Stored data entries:

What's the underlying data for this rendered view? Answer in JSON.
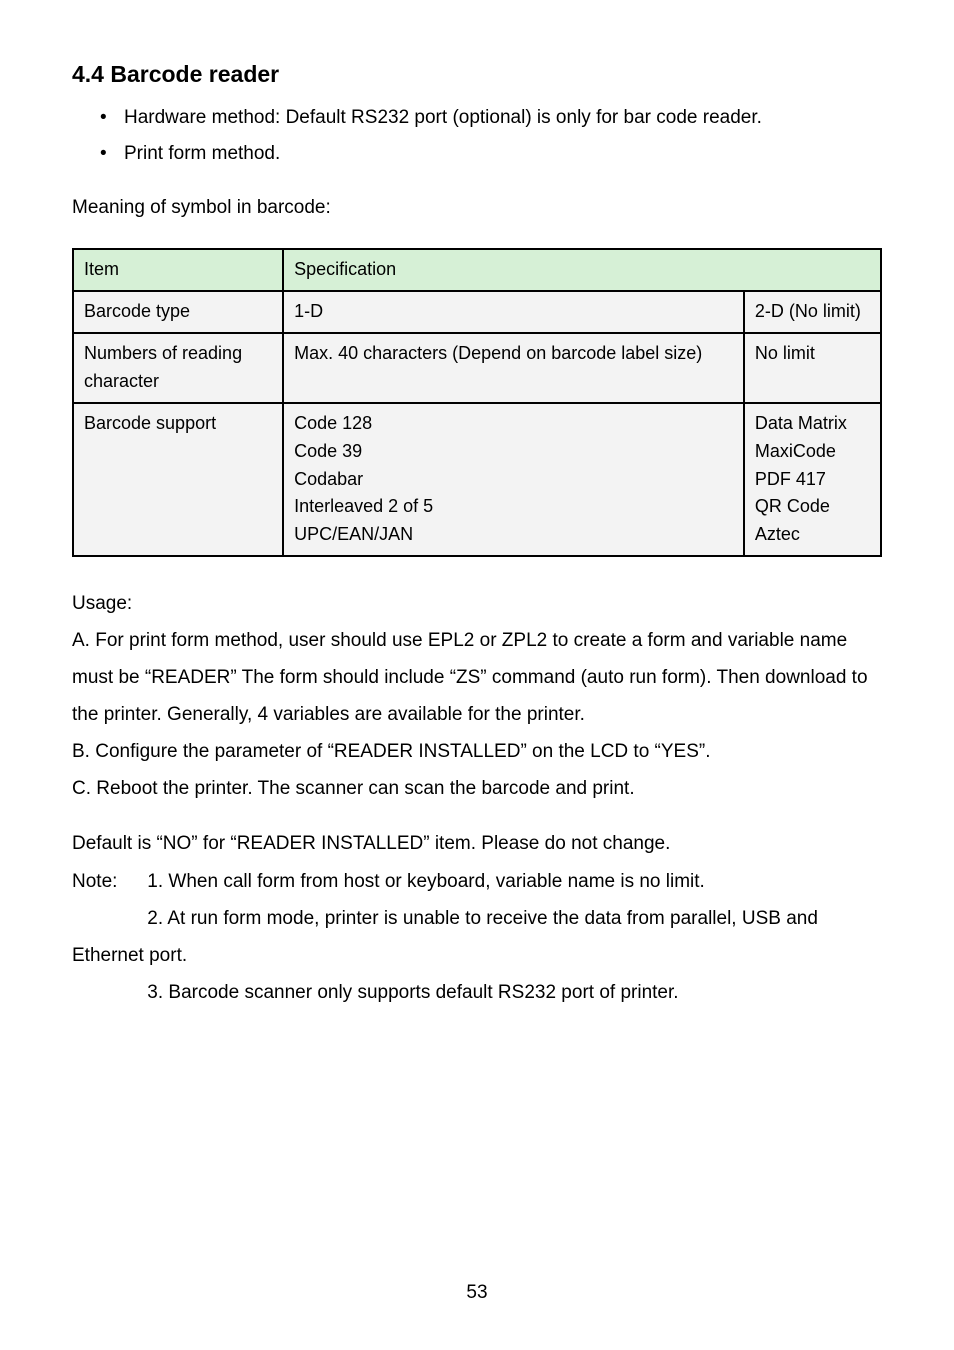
{
  "heading": "4.4 Barcode reader",
  "bullets": [
    "Hardware method: Default RS232 port (optional) is only for bar code reader.",
    "Print form method."
  ],
  "meaning": "Meaning of symbol in barcode:",
  "table": {
    "header": {
      "item": "Item",
      "spec": "Specification"
    },
    "rows": [
      {
        "item": "Barcode type",
        "spec_a": "1-D",
        "spec_b": "2-D (No limit)"
      },
      {
        "item": "Numbers of reading character",
        "spec_a": "Max. 40 characters (Depend on barcode label size)",
        "spec_b": "No limit"
      },
      {
        "item": "Barcode support",
        "spec_a": "Code 128\nCode 39\nCodabar\nInterleaved  2 of 5\nUPC/EAN/JAN",
        "spec_b": "Data Matrix\nMaxiCode\nPDF 417\nQR Code\nAztec"
      }
    ]
  },
  "usage": {
    "title": "Usage:",
    "items": [
      "A. For print form method, user should use EPL2 or ZPL2 to create a form and variable name must be “READER” The form should include “ZS” command (auto run form). Then download to the printer. Generally, 4 variables are available for the printer.",
      "B. Configure the parameter of “READER INSTALLED” on the LCD to “YES”.",
      "C. Reboot the printer. The scanner can scan the barcode and print."
    ]
  },
  "notes": {
    "pre": "Default is “NO” for “READER INSTALLED” item. Please do not change.",
    "label": "Note:",
    "items": [
      "1. When call form from host or keyboard, variable name is no limit.",
      "2. At run form mode, printer is unable to receive the data from parallel, USB and Ethernet port.",
      "3. Barcode scanner only supports default RS232 port of printer."
    ]
  },
  "page": "53"
}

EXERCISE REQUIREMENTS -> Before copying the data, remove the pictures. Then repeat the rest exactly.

WRITTEN RESPONSE ->
What's the underlying data for this rendered view? Answer in JSON.
{
  "heading": "4.4 Barcode reader",
  "bullets": [
    "Hardware method: Default RS232 port (optional) is only for bar code reader.",
    "Print form method."
  ],
  "meaning": "Meaning of symbol in barcode:",
  "table": {
    "header": {
      "item": "Item",
      "spec": "Specification"
    },
    "rows": [
      {
        "item": "Barcode type",
        "spec_a": "1-D",
        "spec_b": "2-D (No limit)"
      },
      {
        "item": "Numbers of reading character",
        "spec_a": "Max. 40 characters (Depend on barcode label size)",
        "spec_b": "No limit"
      },
      {
        "item": "Barcode support",
        "spec_a": "Code 128\nCode 39\nCodabar\nInterleaved  2 of 5\nUPC/EAN/JAN",
        "spec_b": "Data Matrix\nMaxiCode\nPDF 417\nQR Code\nAztec"
      }
    ]
  },
  "usage": {
    "title": "Usage:",
    "items": [
      "A. For print form method, user should use EPL2 or ZPL2 to create a form and variable name must be “READER” The form should include “ZS” command (auto run form). Then download to the printer. Generally, 4 variables are available for the printer.",
      "B. Configure the parameter of “READER INSTALLED” on the LCD to “YES”.",
      "C. Reboot the printer. The scanner can scan the barcode and print."
    ]
  },
  "notes": {
    "pre": "Default is “NO” for “READER INSTALLED” item. Please do not change.",
    "label": "Note:",
    "items": [
      "1. When call form from host or keyboard, variable name is no limit.",
      "2. At run form mode, printer is unable to receive the data from parallel, USB and Ethernet port.",
      "3. Barcode scanner only supports default RS232 port of printer."
    ]
  },
  "page": "53"
}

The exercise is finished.